It was the height of fashion, particularly in the 18th century, amongst women, especially those of noble birth, to wear enormous, highly decorated dresses. The bigger, more voluminous and decorative they were, the greater they enhanced the social status of the wearer, not least because the expanse of material required and the time and effort to make them made them heavy on the purse.
Decorative external fabrics are one thing but they need a firm structure over which to stretch and this was the job of an astonishing feat of engineering known as panniers or side hoops. Worn as undergarments, their purpose was to extend the width of the skirt whilst leaving the front and back relatively flat. This was achieved by having a large stuffed sack or bag which hung down from each hip so that they stood out from either side of the waistline. They resembled the wicker baskets slung over mules, from which they took their name, pannier being French for a basket. The undergarments were made from a variety of materials including whalebone, wood, metal or reeds.
The name may be French, but the fashion probably originated from Spain in the 17th century, if some of the portraits by Velazquez are anything to go by. It then spread to France, being popular in the latter years of Louis XIV’s reign and then to the rest of Europe.
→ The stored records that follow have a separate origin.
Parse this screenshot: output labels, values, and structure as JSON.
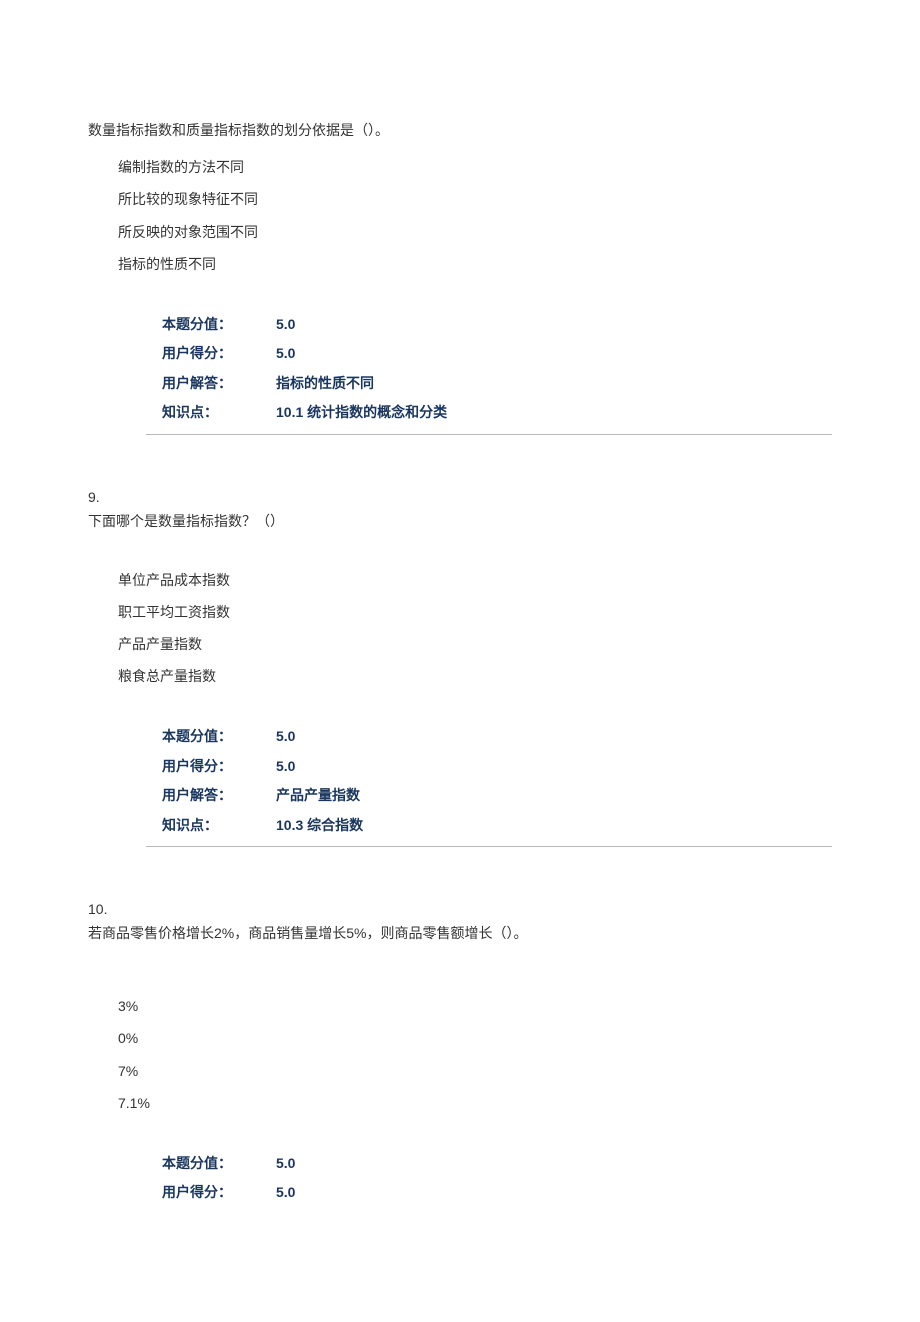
{
  "colors": {
    "bold": "#1a365f"
  },
  "questions": [
    {
      "number": "",
      "stem": "数量指标指数和质量指标指数的划分依据是（）。",
      "extra": "",
      "options": [
        "编制指数的方法不同",
        "所比较的现象特征不同",
        "所反映的对象范围不同",
        "指标的性质不同"
      ],
      "info": {
        "score_label": "本题分值：",
        "score_value": "5.0",
        "user_score_label": "用户得分：",
        "user_score_value": "5.0",
        "answer_label": "用户解答：",
        "answer_value": "指标的性质不同",
        "kp_label": "知识点：",
        "kp_value": "10.1  统计指数的概念和分类"
      },
      "show_divider": true
    },
    {
      "number": "9.",
      "stem": "下面哪个是数量指标指数？（）",
      "extra": "",
      "options": [
        "单位产品成本指数",
        "职工平均工资指数",
        "产品产量指数",
        "粮食总产量指数"
      ],
      "info": {
        "score_label": "本题分值：",
        "score_value": "5.0",
        "user_score_label": "用户得分：",
        "user_score_value": "5.0",
        "answer_label": "用户解答：",
        "answer_value": "产品产量指数",
        "kp_label": "知识点：",
        "kp_value": "10.3  综合指数"
      },
      "show_divider": true
    },
    {
      "number": "10.",
      "stem": "若商品零售价格增长2%，商品销售量增长5%，则商品零售额增长（）。",
      "extra": "",
      "options": [
        "3%",
        "0%",
        "7%",
        "7.1%"
      ],
      "info": {
        "score_label": "本题分值：",
        "score_value": "5.0",
        "user_score_label": "用户得分：",
        "user_score_value": "5.0",
        "answer_label": "",
        "answer_value": "",
        "kp_label": "",
        "kp_value": ""
      },
      "show_divider": false
    }
  ]
}
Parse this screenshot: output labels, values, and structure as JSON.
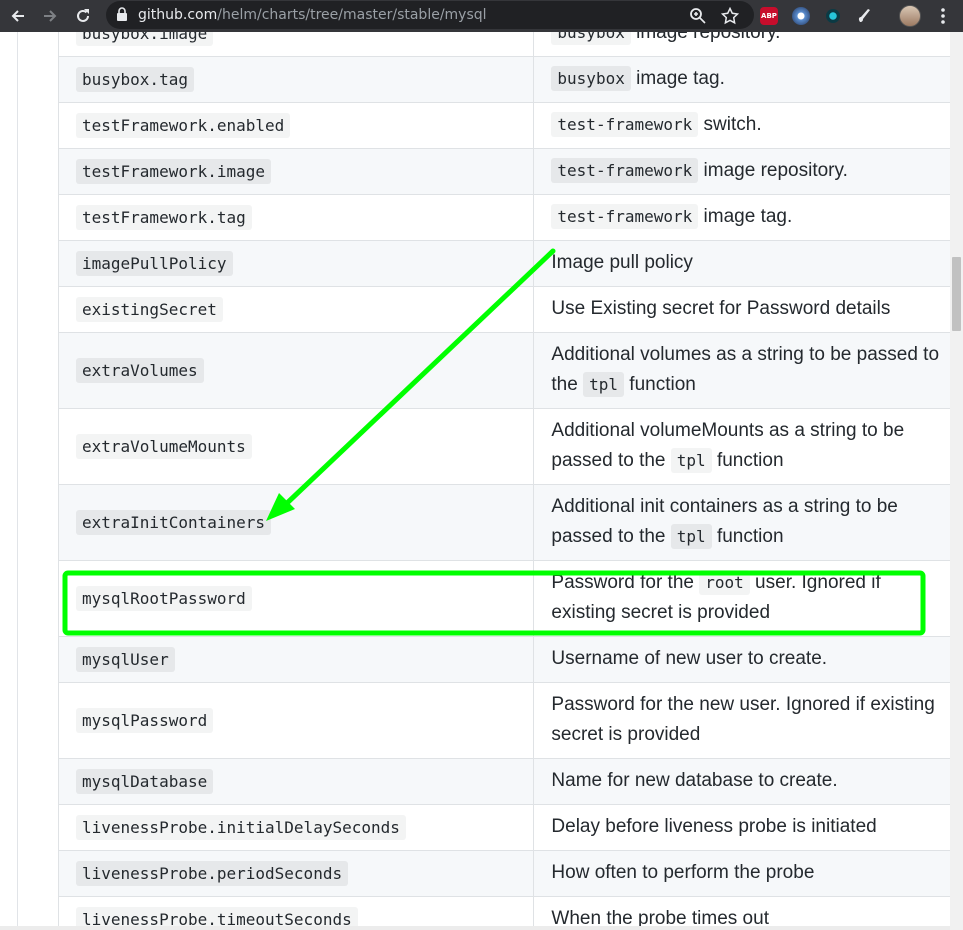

Panniers were adopted in England, it was thought, around 1710.
Panniers varied in size depending upon the size of dress they were supposed to support, the largest panniers being reserved by noblewomen for special occasions. But this strange form of undergarment descended the social scale, servants wearing more modest structures. For many they helped create the perfect female form, wide busts and hips with a thin waist.
There were some drawbacks to wearing a pannier. Not only were they uncomfortable but they hampered mobility. Because the emphasis was on width – they could increase the width of a dress by several feet – it meant that two women wearing the things couldn’t get through a door at the same time or sit together on a couch. Some architectural modifications had to be made to accommodate the fashion, including the widening of doors and the development of curved balustrades.
For some men, the opportunity to pour scorn on this mode of dress was too great to let pass. A contributor to the Gentleman’s magazine, in March 1750, really went to town. “Every person we meet, every post we pass, and every corner we turn, incumber our way, and obstruct our progress. We fit in a chair hid up to our very ears on either side, like a swan with her head between her lifted wings. The whole side of a coach is hardly capacious enough for one of us. We go up a pair of stairs, as if we were pushing some great burden before us”.
On the face of it, Jack Lovelass launched a stout defence in his The hoop-petticoat vindicated, published in 1745, claiming that the fashion accessory was a boon to society, “finding Work for a great Number of Hands that would otherwise be unemployed.” I can’t , though, help thinking his tongue was firmly in his cheek.
The pannier had a good run for its money but the upset of the French Revolution and the move to crinolines and then bustles saw this rather bulky undergarment fall out of favour.